(Web page and app entries)
★ ★ ★ ★ ★ ★ ★

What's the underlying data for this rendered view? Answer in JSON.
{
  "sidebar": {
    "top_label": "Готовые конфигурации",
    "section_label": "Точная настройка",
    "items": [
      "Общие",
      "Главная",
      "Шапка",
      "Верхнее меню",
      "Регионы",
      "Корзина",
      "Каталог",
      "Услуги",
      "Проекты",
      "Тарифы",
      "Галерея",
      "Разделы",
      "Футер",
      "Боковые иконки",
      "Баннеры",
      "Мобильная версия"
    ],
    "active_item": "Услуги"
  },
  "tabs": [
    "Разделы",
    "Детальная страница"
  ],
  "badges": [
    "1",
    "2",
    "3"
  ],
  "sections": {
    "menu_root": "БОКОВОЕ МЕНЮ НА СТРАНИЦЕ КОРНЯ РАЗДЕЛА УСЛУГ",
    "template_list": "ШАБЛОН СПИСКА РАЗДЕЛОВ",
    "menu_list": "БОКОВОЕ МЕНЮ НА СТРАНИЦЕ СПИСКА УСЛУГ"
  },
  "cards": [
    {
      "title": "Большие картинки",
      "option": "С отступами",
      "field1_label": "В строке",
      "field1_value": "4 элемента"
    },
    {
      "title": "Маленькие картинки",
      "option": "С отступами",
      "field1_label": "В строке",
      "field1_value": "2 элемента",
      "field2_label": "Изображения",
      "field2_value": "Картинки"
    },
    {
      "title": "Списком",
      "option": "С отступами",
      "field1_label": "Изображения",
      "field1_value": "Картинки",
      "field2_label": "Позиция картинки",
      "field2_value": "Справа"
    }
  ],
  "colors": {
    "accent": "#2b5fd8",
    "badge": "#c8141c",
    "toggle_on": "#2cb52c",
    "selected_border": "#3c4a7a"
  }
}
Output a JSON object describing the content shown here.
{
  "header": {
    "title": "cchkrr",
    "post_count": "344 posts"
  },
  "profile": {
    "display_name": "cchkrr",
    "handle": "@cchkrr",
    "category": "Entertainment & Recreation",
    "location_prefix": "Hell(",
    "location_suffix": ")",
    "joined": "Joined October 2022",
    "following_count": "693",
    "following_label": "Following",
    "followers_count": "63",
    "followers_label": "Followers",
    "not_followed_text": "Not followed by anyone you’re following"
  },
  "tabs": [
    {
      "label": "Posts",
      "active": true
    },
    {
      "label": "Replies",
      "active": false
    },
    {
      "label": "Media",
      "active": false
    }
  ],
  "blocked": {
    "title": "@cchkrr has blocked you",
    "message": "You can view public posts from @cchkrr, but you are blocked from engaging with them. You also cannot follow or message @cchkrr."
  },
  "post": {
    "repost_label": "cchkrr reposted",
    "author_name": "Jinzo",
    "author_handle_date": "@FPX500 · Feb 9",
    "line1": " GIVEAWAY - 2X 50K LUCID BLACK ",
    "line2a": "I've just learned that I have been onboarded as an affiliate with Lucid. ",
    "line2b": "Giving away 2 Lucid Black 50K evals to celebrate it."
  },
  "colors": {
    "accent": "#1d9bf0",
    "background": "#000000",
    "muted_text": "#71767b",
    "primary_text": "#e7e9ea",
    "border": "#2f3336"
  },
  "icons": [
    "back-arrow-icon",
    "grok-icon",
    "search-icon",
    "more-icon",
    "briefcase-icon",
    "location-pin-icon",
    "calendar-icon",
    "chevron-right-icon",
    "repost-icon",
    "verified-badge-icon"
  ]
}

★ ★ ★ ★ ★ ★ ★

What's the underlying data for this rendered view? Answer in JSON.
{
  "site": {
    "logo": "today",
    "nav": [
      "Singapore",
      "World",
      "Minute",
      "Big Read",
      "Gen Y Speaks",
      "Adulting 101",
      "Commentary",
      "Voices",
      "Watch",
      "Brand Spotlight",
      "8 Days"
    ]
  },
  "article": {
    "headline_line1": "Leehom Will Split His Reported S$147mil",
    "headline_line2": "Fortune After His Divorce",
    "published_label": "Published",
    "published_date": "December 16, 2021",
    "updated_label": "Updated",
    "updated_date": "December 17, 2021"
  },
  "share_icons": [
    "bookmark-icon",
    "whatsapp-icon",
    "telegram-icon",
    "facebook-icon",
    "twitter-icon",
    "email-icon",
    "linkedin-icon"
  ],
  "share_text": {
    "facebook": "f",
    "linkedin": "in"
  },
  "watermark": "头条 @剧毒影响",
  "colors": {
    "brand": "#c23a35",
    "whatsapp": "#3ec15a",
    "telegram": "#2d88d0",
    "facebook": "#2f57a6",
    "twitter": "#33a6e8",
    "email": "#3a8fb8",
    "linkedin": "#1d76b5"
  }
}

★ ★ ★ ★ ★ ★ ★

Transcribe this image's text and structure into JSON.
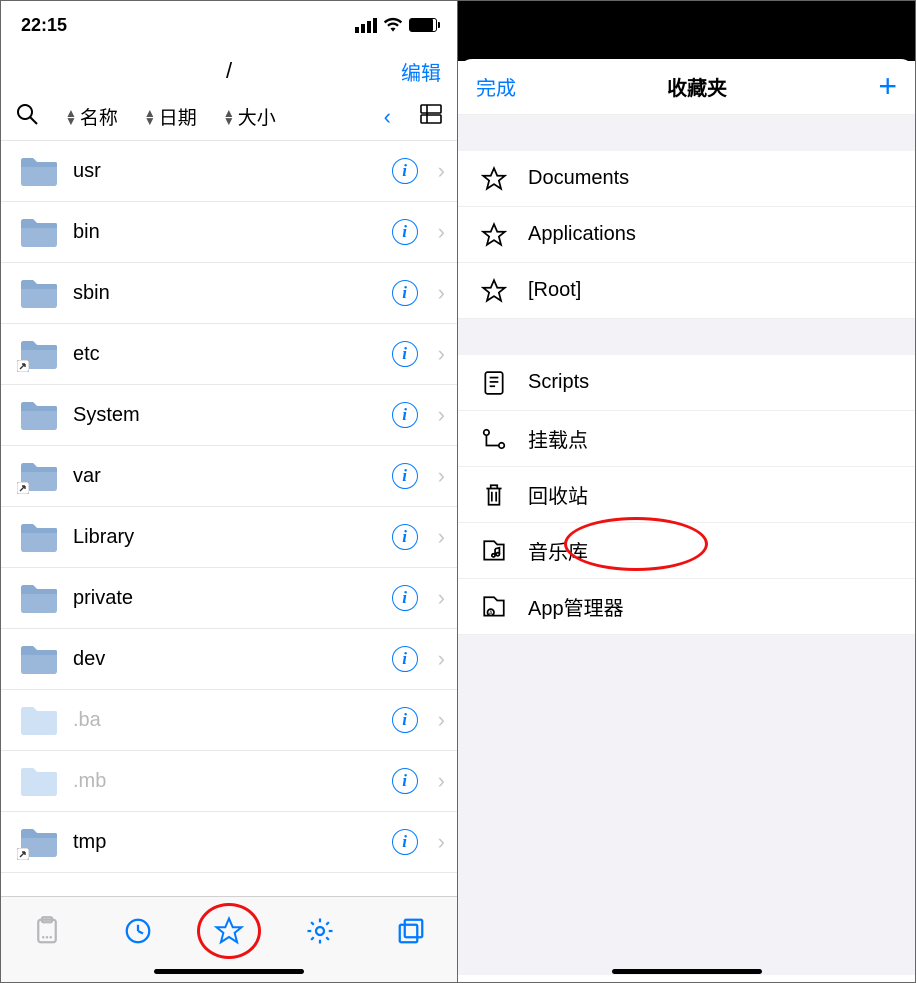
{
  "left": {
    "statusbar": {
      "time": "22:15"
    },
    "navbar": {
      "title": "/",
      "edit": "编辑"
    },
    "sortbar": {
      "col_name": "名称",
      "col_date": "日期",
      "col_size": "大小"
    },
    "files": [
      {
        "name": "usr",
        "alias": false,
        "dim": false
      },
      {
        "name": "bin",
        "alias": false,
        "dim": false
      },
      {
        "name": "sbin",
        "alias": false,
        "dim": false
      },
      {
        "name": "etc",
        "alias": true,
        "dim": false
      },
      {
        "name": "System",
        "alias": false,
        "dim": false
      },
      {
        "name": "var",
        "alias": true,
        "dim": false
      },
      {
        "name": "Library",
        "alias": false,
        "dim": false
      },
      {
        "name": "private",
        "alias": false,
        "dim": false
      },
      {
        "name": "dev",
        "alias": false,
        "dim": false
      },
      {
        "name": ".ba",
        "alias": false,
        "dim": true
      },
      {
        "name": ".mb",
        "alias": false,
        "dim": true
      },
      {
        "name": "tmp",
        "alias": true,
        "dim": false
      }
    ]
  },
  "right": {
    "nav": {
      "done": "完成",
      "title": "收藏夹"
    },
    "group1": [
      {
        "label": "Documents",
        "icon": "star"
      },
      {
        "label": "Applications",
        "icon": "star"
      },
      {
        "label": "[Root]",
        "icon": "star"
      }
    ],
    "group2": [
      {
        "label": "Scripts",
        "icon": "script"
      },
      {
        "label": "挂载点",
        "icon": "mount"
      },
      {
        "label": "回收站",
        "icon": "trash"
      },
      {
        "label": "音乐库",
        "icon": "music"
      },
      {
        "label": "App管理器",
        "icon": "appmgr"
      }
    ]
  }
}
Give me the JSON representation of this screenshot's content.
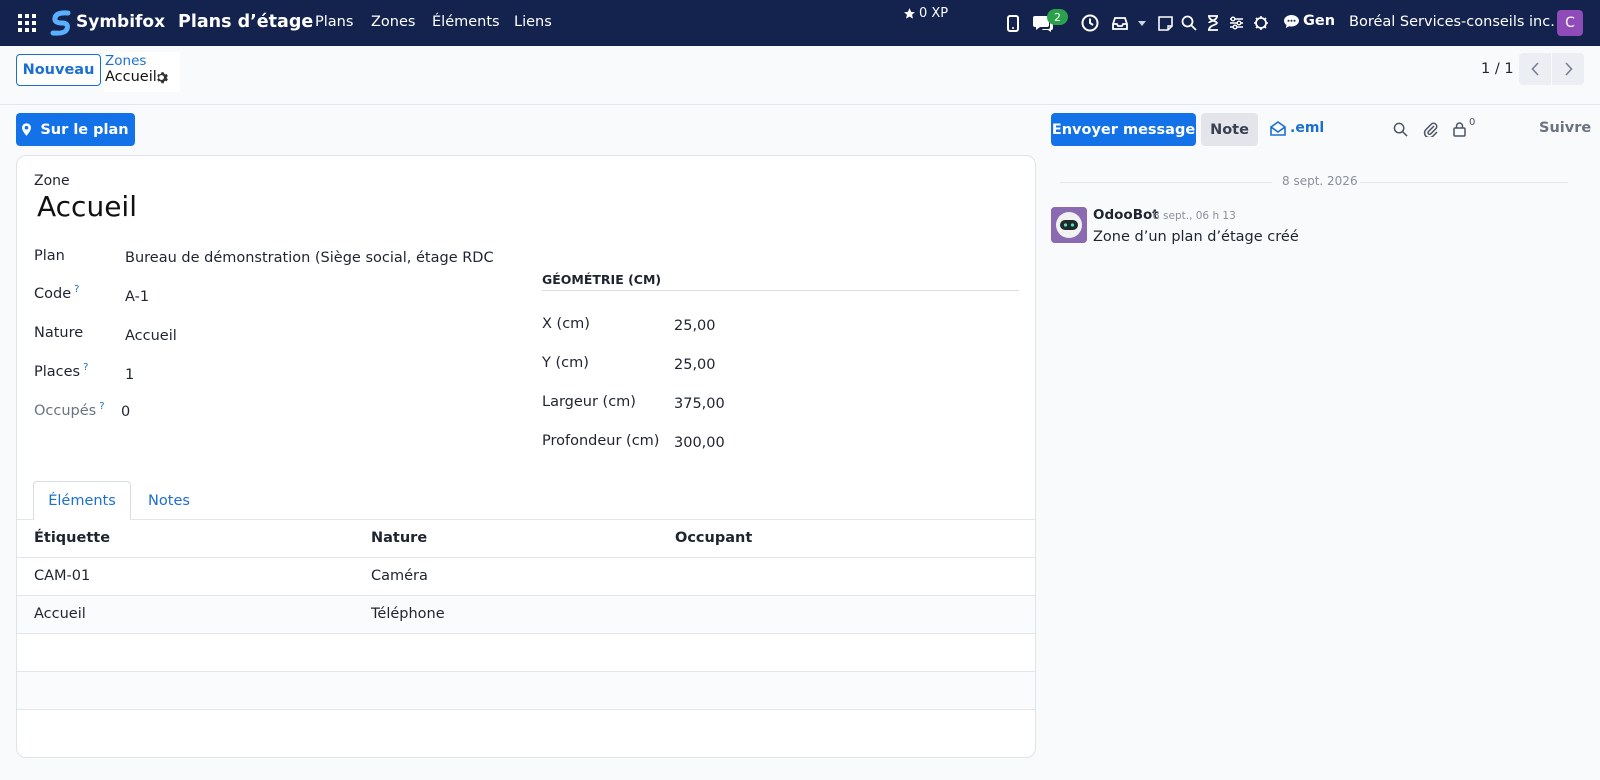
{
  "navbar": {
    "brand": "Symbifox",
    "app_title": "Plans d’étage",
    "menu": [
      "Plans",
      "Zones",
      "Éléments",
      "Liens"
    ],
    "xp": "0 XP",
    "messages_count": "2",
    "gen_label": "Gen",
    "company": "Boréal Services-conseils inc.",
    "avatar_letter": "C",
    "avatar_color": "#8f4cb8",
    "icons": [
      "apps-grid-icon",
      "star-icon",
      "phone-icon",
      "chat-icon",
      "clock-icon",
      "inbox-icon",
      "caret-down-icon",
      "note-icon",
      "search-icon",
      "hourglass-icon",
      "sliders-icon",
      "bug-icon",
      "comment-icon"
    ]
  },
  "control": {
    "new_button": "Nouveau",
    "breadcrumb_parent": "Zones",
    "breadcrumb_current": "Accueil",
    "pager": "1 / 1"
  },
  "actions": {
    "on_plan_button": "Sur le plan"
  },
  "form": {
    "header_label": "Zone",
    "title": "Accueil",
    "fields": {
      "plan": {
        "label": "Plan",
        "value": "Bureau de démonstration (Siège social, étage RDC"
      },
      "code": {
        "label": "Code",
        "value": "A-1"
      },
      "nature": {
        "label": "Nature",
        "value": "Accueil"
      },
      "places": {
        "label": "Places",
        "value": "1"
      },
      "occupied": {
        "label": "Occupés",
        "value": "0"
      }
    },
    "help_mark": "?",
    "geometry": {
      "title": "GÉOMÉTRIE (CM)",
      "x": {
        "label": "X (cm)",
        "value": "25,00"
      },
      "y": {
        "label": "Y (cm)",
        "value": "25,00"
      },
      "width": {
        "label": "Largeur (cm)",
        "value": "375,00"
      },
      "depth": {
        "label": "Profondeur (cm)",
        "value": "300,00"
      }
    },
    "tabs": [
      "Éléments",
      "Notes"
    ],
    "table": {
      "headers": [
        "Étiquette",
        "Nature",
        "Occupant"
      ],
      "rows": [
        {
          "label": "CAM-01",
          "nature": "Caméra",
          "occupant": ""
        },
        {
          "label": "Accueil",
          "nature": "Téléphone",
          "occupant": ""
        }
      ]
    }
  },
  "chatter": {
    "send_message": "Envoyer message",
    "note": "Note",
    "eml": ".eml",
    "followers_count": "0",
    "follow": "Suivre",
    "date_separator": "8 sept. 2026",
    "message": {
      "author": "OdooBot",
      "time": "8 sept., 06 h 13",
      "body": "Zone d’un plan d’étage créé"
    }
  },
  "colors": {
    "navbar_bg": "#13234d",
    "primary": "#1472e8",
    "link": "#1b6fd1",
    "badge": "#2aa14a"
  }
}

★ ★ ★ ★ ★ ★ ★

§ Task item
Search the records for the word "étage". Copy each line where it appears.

§ Solution
    "app_title": "Plans d’étage",
        "value": "Bureau de démonstration (Siège social, étage RDC"
      "body": "Zone d’un plan d’étage créé"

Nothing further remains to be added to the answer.